▸ TASK OBJECTIVE: Write each entry out again verbatim, pictures excluded.

** Opening PROVIDED INFORMATION block **

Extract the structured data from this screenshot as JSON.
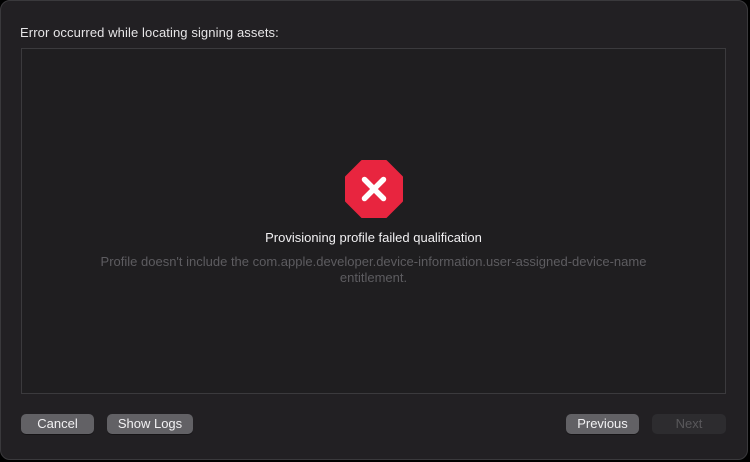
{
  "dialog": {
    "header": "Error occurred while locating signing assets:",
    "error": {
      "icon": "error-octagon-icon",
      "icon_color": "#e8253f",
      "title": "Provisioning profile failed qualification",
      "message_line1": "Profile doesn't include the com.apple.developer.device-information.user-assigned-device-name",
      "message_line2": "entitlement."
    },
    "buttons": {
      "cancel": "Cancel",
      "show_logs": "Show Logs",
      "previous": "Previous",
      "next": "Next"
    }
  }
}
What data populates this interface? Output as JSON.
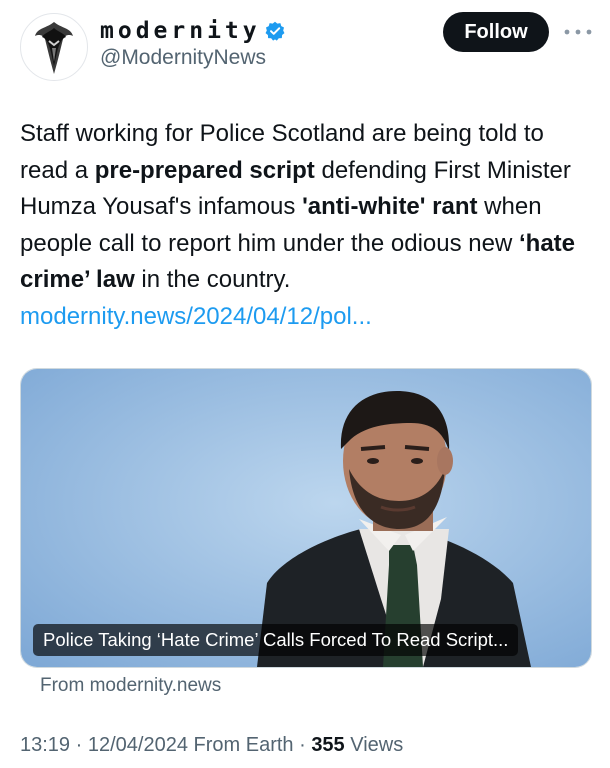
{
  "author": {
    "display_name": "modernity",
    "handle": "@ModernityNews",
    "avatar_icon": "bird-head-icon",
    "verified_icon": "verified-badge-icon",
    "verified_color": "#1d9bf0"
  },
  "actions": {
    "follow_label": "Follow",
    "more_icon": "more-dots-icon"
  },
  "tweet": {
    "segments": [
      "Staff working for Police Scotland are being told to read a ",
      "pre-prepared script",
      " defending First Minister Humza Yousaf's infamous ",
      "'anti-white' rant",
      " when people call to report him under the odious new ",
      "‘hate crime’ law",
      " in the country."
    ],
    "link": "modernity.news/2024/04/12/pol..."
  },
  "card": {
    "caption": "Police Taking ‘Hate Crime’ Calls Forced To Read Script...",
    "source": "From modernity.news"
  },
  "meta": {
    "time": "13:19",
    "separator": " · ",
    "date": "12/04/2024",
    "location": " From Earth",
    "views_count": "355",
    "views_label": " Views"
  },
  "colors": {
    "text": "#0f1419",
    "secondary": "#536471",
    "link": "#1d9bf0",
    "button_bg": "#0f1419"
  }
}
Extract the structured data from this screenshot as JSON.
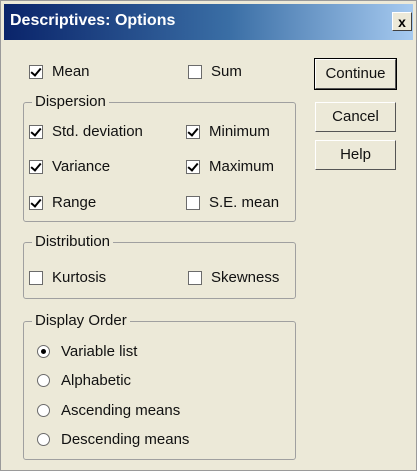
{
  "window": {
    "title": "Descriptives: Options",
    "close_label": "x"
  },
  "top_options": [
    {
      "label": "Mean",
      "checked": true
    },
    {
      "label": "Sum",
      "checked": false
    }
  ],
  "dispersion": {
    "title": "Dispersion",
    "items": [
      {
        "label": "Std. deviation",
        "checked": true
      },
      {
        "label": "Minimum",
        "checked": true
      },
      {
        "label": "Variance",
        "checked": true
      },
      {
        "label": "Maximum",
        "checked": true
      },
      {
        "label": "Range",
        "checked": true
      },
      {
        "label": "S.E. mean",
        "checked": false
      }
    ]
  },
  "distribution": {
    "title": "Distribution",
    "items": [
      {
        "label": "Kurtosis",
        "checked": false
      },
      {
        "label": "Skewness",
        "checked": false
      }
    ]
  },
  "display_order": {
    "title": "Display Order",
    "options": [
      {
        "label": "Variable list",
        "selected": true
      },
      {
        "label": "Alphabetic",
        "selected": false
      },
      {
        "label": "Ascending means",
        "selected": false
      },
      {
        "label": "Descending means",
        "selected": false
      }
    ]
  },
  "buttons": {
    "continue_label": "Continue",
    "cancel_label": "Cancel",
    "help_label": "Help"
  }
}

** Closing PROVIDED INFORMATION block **

▸ RESULT FOR THIS EXERCISE:
Extract the structured data from this screenshot as JSON.
{
  "dialog": {
    "header": "Error occurred while locating signing assets:",
    "error": {
      "icon": "error-octagon-icon",
      "icon_color": "#e8253f",
      "title": "Provisioning profile failed qualification",
      "message_line1": "Profile doesn't include the com.apple.developer.device-information.user-assigned-device-name",
      "message_line2": "entitlement."
    },
    "buttons": {
      "cancel": "Cancel",
      "show_logs": "Show Logs",
      "previous": "Previous",
      "next": "Next"
    }
  }
}
What data populates this interface? Output as JSON.
{
  "author": {
    "display_name": "modernity",
    "handle": "@ModernityNews",
    "avatar_icon": "bird-head-icon",
    "verified_icon": "verified-badge-icon",
    "verified_color": "#1d9bf0"
  },
  "actions": {
    "follow_label": "Follow",
    "more_icon": "more-dots-icon"
  },
  "tweet": {
    "segments": [
      "Staff working for Police Scotland are being told to read a ",
      "pre-prepared script",
      " defending First Minister Humza Yousaf's infamous ",
      "'anti-white' rant",
      " when people call to report him under the odious new ",
      "‘hate crime’ law",
      " in the country."
    ],
    "link": "modernity.news/2024/04/12/pol..."
  },
  "card": {
    "caption": "Police Taking ‘Hate Crime’ Calls Forced To Read Script...",
    "source": "From modernity.news"
  },
  "meta": {
    "time": "13:19",
    "separator": " · ",
    "date": "12/04/2024",
    "location": " From Earth",
    "views_count": "355",
    "views_label": " Views"
  },
  "colors": {
    "text": "#0f1419",
    "secondary": "#536471",
    "link": "#1d9bf0",
    "button_bg": "#0f1419"
  }
}
Extract the structured data from this screenshot as JSON.
{
  "window": {
    "title": "Descriptives: Options",
    "close_label": "x"
  },
  "top_options": [
    {
      "label": "Mean",
      "checked": true
    },
    {
      "label": "Sum",
      "checked": false
    }
  ],
  "dispersion": {
    "title": "Dispersion",
    "items": [
      {
        "label": "Std. deviation",
        "checked": true
      },
      {
        "label": "Minimum",
        "checked": true
      },
      {
        "label": "Variance",
        "checked": true
      },
      {
        "label": "Maximum",
        "checked": true
      },
      {
        "label": "Range",
        "checked": true
      },
      {
        "label": "S.E. mean",
        "checked": false
      }
    ]
  },
  "distribution": {
    "title": "Distribution",
    "items": [
      {
        "label": "Kurtosis",
        "checked": false
      },
      {
        "label": "Skewness",
        "checked": false
      }
    ]
  },
  "display_order": {
    "title": "Display Order",
    "options": [
      {
        "label": "Variable list",
        "selected": true
      },
      {
        "label": "Alphabetic",
        "selected": false
      },
      {
        "label": "Ascending means",
        "selected": false
      },
      {
        "label": "Descending means",
        "selected": false
      }
    ]
  },
  "buttons": {
    "continue_label": "Continue",
    "cancel_label": "Cancel",
    "help_label": "Help"
  }
}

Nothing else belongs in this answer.